• **What the task requires**: Please find the lines in the entries below that contain the word "image", and copy each one.

• **Extracted data entries**:
# # #

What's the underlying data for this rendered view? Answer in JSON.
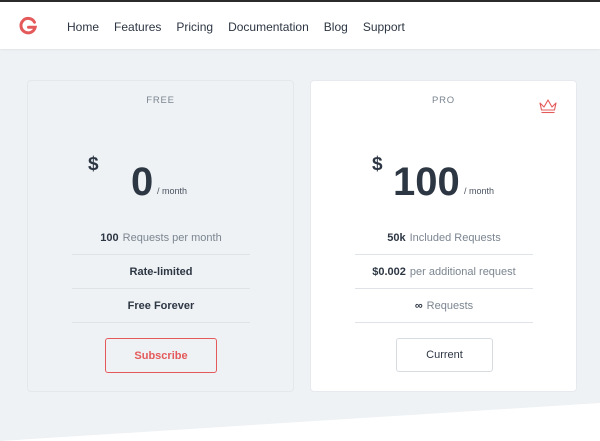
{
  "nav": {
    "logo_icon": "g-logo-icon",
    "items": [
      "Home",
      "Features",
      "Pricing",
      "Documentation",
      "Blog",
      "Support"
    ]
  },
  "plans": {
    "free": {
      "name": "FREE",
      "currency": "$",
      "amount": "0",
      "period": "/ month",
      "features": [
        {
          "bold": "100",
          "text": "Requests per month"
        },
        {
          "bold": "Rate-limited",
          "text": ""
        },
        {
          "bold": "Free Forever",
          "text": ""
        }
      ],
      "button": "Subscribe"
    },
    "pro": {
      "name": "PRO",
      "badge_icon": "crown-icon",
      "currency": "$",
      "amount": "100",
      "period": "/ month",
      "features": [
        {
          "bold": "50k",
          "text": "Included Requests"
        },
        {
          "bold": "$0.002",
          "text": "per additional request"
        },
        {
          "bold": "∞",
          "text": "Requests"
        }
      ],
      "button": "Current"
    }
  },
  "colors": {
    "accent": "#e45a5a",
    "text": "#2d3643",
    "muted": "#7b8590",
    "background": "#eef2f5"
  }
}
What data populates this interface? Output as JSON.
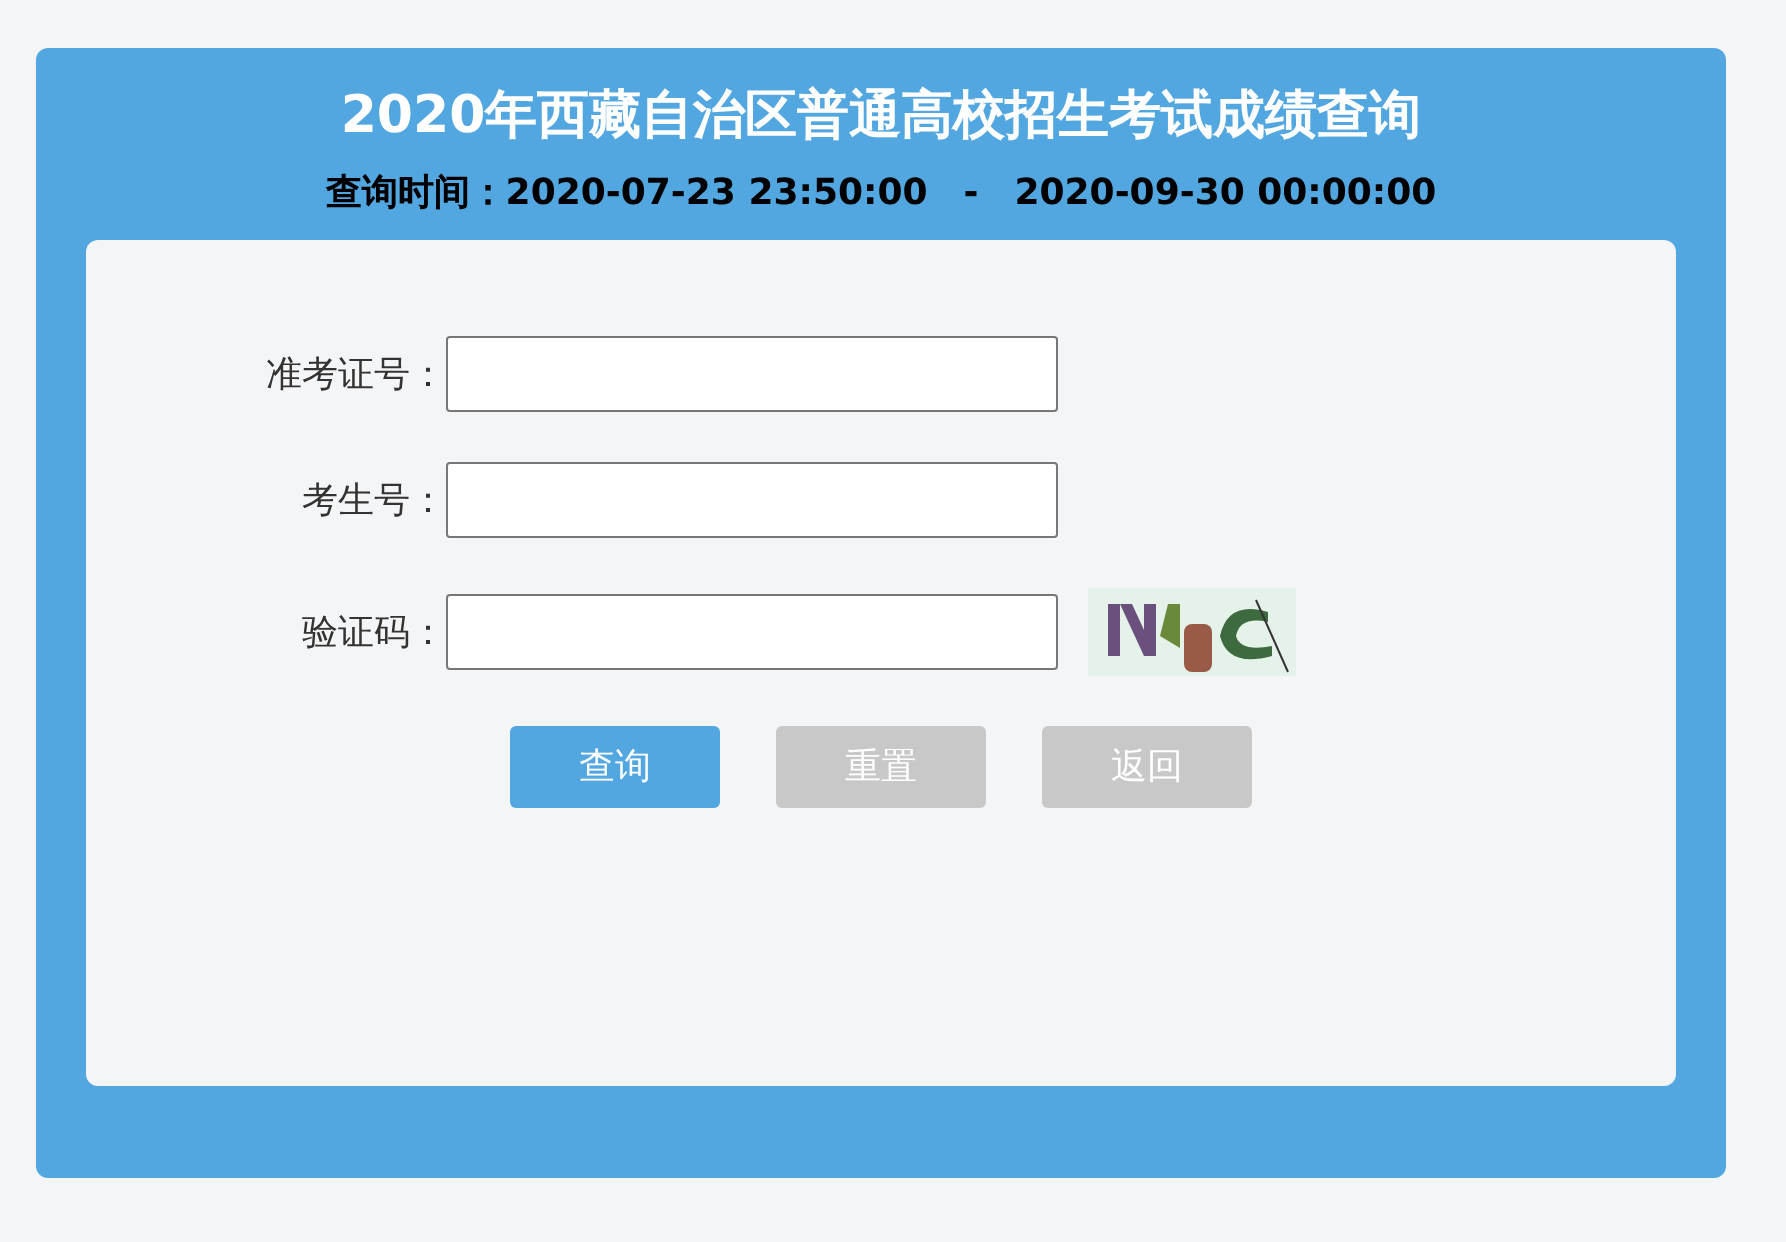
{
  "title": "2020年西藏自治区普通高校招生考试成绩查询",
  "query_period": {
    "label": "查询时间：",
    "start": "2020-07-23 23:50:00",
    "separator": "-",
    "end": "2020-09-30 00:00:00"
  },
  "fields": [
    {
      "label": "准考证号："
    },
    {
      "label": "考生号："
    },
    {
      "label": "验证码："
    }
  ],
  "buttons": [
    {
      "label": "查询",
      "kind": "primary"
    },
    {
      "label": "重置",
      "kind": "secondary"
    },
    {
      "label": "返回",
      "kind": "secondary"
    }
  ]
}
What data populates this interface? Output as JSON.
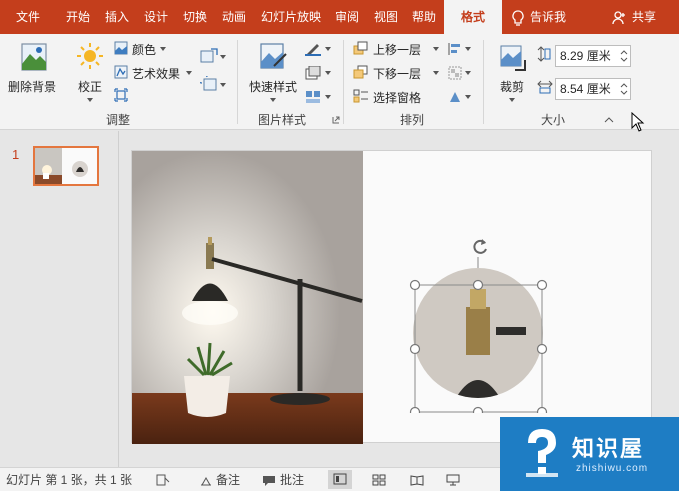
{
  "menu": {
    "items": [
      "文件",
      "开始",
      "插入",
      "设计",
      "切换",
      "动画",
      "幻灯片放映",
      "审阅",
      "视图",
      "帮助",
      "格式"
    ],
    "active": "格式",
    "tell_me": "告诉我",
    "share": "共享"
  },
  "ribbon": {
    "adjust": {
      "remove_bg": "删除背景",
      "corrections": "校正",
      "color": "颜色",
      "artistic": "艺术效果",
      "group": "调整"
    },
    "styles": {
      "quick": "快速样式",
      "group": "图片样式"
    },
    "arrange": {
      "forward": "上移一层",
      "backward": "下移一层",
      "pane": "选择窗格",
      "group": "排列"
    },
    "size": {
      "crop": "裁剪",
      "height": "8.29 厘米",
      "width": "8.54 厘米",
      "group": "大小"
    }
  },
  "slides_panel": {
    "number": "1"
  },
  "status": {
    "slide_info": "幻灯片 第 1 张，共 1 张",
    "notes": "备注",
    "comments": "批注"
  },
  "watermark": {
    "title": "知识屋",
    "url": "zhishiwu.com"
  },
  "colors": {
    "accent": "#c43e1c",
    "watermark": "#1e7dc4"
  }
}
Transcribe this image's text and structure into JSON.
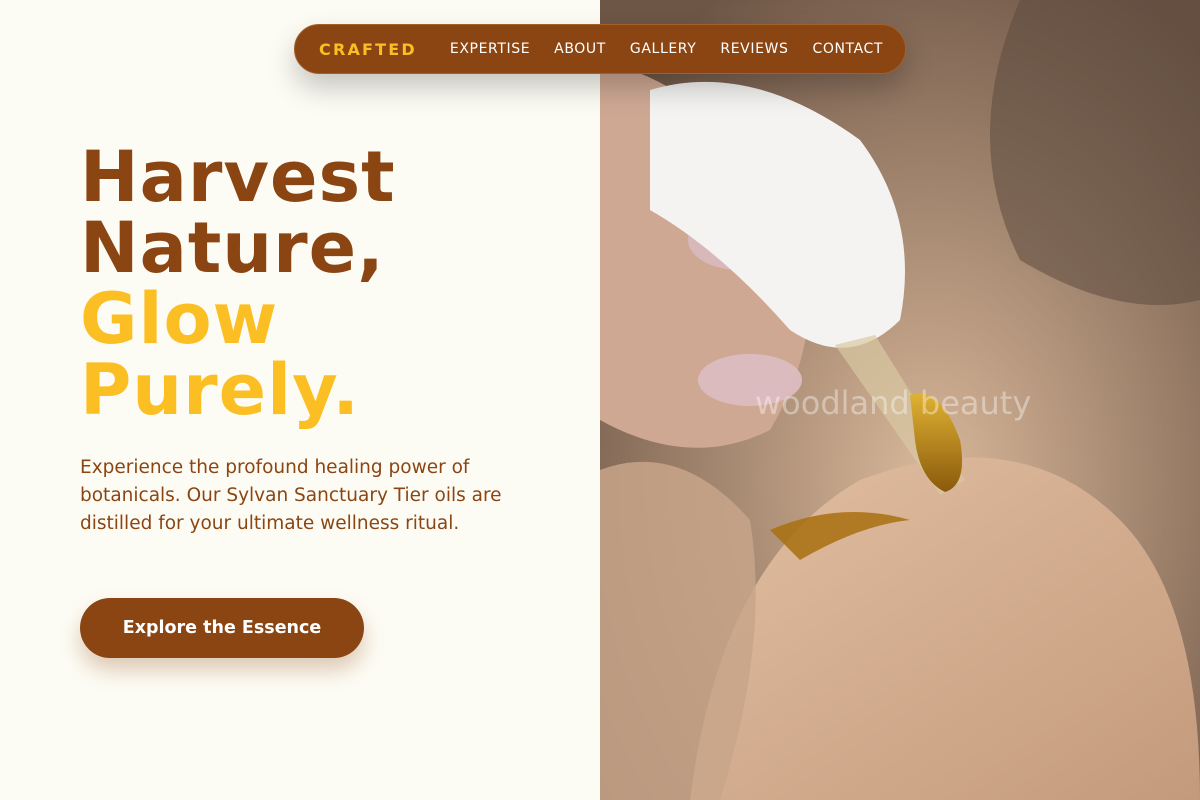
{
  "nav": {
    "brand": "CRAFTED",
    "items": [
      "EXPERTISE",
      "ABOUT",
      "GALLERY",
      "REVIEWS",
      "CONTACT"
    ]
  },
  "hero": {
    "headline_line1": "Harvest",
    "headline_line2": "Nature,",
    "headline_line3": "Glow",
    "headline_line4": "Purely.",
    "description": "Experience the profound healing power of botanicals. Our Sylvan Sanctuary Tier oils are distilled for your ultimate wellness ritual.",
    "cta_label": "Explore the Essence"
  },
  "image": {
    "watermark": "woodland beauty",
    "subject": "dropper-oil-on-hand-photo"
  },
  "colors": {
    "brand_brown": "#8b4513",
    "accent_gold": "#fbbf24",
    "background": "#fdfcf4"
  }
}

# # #

• **Solution to this task**:
Transcribe this image's text and structure into JSON.
  "image": {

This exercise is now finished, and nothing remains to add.